Western Sydney University’s ‘grand bargain’ hailed as response to service industry’s reliance on precarious work
After years of revelations about the “dirty secret” of the university sector – casualization rates as high as two-thirds of all staff, as well as salary theft – there may be a solution.
It comes as university staff negotiate their industry deals, with ugly scenes already playing out on campuses across Australia.
There have been strikes at the University of Sydney and RMIT staff have been accused of being threatened with legal action for refusing to volunteer to work on Sundays to promote the university.
But at the University of Western Sydney, the negotiations have led to Australia’s largest ever casualization conversion scheme, which will now be put to a staff vote.
Senior policy lecturer David Burchell, president of the Western Sydney University branch of the National Tertiary Education Union, said the two sides had walked away thinking there had been a seismic shift.

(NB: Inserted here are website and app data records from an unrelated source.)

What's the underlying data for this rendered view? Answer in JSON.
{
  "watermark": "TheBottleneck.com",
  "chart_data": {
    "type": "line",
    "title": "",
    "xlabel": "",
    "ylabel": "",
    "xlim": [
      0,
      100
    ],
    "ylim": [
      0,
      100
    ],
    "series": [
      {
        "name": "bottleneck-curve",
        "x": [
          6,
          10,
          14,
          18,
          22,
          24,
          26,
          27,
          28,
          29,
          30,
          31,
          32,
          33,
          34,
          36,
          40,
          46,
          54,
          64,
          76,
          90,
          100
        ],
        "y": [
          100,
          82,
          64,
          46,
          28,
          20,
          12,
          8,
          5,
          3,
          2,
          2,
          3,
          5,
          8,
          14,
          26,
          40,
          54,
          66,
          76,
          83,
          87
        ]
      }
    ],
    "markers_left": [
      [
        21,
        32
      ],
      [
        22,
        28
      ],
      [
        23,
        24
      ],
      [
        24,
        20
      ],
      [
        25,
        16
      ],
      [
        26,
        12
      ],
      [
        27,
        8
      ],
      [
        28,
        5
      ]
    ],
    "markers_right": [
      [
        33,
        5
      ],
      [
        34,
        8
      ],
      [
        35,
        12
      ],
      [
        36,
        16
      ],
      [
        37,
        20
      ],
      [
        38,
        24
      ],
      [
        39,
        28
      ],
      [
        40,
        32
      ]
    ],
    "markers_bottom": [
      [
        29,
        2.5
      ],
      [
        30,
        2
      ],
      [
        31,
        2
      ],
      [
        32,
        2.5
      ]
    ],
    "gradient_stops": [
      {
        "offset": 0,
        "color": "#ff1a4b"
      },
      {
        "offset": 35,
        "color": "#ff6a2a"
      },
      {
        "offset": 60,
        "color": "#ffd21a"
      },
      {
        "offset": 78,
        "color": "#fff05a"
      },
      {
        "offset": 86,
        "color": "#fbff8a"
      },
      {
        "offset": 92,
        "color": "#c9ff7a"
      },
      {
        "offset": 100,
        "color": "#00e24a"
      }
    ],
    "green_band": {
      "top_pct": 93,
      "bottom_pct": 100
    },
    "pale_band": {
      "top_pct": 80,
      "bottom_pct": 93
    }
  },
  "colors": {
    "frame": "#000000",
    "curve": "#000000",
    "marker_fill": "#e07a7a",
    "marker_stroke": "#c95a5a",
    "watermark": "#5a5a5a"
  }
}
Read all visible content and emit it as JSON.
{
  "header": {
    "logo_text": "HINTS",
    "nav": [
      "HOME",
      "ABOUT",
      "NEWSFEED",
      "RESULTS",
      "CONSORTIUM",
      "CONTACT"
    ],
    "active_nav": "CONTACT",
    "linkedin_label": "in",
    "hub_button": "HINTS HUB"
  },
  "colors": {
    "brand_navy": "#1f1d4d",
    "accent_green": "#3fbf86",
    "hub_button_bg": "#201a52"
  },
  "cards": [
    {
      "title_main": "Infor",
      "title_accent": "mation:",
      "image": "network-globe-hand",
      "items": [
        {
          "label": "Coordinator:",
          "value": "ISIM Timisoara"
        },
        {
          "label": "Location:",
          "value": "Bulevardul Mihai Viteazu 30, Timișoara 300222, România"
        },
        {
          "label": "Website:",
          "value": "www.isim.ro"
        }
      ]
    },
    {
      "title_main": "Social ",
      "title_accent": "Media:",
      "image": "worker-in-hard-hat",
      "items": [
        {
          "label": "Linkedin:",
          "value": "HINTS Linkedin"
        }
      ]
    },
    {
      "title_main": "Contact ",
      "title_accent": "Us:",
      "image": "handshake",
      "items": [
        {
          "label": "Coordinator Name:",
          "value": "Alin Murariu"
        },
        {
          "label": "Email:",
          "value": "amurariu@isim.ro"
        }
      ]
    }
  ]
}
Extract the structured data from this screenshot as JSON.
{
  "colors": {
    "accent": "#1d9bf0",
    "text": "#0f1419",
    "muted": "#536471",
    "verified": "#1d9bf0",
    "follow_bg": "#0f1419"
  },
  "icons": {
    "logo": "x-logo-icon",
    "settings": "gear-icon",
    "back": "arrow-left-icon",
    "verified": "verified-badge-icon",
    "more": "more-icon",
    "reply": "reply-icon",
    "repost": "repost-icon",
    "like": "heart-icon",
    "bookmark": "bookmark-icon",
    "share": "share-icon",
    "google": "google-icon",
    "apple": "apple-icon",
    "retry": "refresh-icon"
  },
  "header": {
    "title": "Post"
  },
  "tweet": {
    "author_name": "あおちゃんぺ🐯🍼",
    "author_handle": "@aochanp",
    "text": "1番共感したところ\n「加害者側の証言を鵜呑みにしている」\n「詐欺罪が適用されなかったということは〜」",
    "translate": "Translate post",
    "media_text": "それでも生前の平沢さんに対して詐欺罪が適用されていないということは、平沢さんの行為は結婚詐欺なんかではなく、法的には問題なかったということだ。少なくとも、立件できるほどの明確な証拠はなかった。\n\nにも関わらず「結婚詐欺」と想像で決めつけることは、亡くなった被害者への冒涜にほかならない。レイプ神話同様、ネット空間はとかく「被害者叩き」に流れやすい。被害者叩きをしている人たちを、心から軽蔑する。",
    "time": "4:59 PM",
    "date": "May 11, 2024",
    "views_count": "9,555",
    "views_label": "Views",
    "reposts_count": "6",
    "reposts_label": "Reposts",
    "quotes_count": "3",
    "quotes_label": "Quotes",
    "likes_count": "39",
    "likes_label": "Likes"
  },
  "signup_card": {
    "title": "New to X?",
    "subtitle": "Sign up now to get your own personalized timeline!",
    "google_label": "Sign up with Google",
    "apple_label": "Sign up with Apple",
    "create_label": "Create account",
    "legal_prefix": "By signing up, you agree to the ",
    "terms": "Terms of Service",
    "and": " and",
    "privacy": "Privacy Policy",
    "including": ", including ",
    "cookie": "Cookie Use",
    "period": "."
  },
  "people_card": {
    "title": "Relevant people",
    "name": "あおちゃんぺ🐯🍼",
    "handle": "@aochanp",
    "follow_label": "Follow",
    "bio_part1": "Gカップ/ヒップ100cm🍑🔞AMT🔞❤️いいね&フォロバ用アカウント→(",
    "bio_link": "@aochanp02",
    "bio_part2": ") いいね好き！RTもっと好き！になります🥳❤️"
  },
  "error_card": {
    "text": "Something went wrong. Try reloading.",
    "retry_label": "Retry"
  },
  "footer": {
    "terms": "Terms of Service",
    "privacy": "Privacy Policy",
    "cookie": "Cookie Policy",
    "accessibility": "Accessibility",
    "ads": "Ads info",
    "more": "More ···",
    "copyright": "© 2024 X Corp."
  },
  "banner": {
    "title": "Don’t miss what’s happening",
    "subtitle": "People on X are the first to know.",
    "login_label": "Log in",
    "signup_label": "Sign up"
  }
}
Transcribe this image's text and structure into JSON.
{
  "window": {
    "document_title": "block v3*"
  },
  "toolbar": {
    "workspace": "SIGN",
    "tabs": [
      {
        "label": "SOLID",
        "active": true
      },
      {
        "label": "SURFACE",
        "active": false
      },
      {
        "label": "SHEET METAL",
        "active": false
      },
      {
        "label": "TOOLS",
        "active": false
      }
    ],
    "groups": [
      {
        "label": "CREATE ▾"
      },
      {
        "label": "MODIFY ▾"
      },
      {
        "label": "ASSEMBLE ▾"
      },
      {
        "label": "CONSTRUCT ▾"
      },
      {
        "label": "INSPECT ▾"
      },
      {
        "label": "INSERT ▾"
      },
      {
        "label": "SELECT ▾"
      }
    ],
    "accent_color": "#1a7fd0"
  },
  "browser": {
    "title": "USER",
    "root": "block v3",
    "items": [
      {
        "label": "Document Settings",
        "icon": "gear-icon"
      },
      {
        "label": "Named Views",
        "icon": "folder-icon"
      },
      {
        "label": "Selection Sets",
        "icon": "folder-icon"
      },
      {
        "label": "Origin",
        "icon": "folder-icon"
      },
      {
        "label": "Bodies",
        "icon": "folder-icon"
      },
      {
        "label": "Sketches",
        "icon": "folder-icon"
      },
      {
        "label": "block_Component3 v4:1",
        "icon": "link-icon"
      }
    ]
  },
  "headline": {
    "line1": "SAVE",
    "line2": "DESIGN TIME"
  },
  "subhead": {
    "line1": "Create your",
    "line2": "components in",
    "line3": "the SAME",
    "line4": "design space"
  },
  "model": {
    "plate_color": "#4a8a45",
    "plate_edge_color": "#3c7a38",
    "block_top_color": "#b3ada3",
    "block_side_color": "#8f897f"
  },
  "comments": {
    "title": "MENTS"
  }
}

“In Western Sydney, something strange and remarkable happened in 2020, the first year of COVID,” he said.
“The union and Vice-Chancellor Barney Glover came together to craft amendments to company agreements that protected casual pay and permanent jobs in exchange for a pay sacrifice in the event that university finances falter. would hit the wall.
“Then the two sides continued to talk to each other – but now about how to devise a similar grand compromise to attack the university’s financial reliance on casuals.”
Western Sydney University Vice-Chancellor Barney Glover said it was an important outcome that required tough negotiations.
“We are a relatively large university and this is a large-scale attempt to address academic precariousness. This is a step that all universities need to take. Others will of course want to do this in different ways” , Professor Glover told ABC News.
“I hope other universities will look at this program and think about it.”
It was not easy. A significant number of the union’s permanent employees were initially skeptical about forgoing part of their own pay raise to deal with what they saw as the management problem.
But after two years of negotiations, management and full-time staff have traded pay rises to allow more casual staff to find secure work where they can plan for their future.
Precariousness, “moral scourge” of universities
But first, it is important to understand why precariousness is an attractive option for university management and why it is detrimental to staff when it is repeated year after year.
In short, most universities rely on casuals to teach so that permanent staff can focus on research, which is generally considered more prestigious and valued even though teaching pays the bills.
“Casual employment is the indisputable moral bane of the university sector,” said Dr. Burchell.
“In some places, two-thirds to three-quarters of university employees [by head count] are casual and it is common for the majority of university teaching to be provided by people on contracts not exceeding eight hours per week for 14 to 16 weeks at a time. And of course, they receive no income at Christmas or when they are sick.
“It’s inconvenient for anyone relying on this cheap labor to get the job done. It became painfully visible during COVID when shiftworkers…feared for their livelihoods.”
Under the model agreed at Western Sydney University, management has recognized the ongoing nature of the work – a major change – and will create new full-time positions to cover this work.
It is important to note that current casual staff will be invited to apply for the new positions before they are advertised more widely.
“The equivalent of 150 full-time permanent jobs will be created from the work currently done by casuals, with casuals getting the first dibs. This equates to a third of the current casual workforce,” said Dr. Burchel.
“Management and staff have agreed to share the costs – part of it comes from the salary increase in the agreements, and part from management savings.
“Everyone contributes and shares the burden to help their lowest paid and most precarious colleagues. It’s a historic compromise, if you will.”
The scheme that could change the business model
After ABC News revelations, university regulator TEQSA is investigating casualization and its impact on students, as is the Fair Work Ombudsman, a Senate inquiry into casualization has seen university staff appear alongside those in the services of food delivery.
Academic staff will also likely be present at the new government’s upcoming jobs summit.
Both parties at Western Sydney University hope their collaborative solution, rather than punishment by regulators, could be the answer to a long-standing problem.
“I think this is an important step,” Professor Glover said.
“For us, it was clear that we wanted to reduce precariousness.
“What is revolutionary is undoubtedly its scale. We are a large school with 3,500 full-time equivalents, 50,000 students and a budget of 900 million dollars.
“This is the biggest conversion plan to date.”
Both parties to the negotiation are now sharing their success with other schools.
“As the program was signed this week, we started getting calls from other union branches and journalists.
“And the VC (Vice Chancellor) shares, I believe, the plan with other VCs,” Dr Burchell said.
“Hopefully this will spark a movement that could span the entire sector and change the business model.”